How to complete this task: Whenever a line in the data holds the string "JSON", pull that line out.

● ● ● ● ● ● ●

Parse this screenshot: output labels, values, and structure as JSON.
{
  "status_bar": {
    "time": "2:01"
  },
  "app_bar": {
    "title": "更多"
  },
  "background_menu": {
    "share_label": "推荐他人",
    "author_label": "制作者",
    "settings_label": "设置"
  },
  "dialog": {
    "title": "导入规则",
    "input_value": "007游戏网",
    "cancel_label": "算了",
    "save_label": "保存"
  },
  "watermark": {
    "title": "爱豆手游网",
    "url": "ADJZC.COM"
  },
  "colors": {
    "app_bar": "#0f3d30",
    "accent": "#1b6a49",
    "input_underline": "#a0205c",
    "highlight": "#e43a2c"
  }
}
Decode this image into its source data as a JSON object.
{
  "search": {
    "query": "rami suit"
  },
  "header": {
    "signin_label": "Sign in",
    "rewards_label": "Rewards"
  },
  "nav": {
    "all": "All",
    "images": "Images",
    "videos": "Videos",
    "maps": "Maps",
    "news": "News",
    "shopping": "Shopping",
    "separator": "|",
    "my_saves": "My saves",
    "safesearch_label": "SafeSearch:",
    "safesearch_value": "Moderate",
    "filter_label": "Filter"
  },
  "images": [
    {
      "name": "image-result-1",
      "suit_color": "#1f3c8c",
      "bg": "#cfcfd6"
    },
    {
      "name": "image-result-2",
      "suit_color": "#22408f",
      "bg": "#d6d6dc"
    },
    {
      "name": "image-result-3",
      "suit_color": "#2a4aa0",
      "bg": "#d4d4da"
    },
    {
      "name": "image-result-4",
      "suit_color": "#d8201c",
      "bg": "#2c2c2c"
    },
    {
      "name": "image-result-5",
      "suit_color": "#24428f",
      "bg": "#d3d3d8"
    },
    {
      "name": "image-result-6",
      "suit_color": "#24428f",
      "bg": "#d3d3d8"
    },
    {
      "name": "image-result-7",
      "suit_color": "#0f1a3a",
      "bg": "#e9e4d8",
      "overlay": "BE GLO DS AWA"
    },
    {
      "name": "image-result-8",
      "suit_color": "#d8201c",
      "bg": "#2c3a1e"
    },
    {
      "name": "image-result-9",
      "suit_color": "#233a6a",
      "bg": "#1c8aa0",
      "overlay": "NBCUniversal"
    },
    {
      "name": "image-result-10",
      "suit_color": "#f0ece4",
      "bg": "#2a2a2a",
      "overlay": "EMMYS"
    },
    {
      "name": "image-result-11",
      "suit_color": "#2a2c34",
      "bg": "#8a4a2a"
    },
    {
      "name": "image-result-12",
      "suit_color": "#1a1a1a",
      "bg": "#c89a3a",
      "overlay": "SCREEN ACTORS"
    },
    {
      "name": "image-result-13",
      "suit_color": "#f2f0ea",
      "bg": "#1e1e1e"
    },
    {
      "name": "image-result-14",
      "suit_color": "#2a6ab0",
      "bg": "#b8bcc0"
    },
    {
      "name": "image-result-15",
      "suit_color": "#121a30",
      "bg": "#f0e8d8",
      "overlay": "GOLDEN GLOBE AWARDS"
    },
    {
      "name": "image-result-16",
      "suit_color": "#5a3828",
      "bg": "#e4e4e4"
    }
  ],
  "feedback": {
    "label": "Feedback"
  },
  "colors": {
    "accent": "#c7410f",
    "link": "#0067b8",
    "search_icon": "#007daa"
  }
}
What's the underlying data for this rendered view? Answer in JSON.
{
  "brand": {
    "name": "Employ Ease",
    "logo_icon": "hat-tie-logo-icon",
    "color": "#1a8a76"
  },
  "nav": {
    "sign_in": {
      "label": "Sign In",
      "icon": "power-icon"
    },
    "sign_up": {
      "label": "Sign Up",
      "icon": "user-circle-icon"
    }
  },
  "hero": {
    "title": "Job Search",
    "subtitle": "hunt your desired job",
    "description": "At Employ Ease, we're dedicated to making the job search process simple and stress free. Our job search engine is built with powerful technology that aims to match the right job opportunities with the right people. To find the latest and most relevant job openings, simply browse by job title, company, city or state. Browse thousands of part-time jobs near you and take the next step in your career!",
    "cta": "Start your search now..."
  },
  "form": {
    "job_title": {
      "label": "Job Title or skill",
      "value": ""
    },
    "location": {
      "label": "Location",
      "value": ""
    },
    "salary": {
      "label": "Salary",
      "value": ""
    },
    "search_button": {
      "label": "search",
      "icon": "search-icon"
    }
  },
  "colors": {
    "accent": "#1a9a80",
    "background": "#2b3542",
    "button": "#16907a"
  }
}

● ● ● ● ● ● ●

Solution for this exercise:
Parse this screenshot: output labels, values, and structure as JSON.
Decode this image into its source data as a JSON object.
What's the underlying data for this rendered view? Answer in JSON.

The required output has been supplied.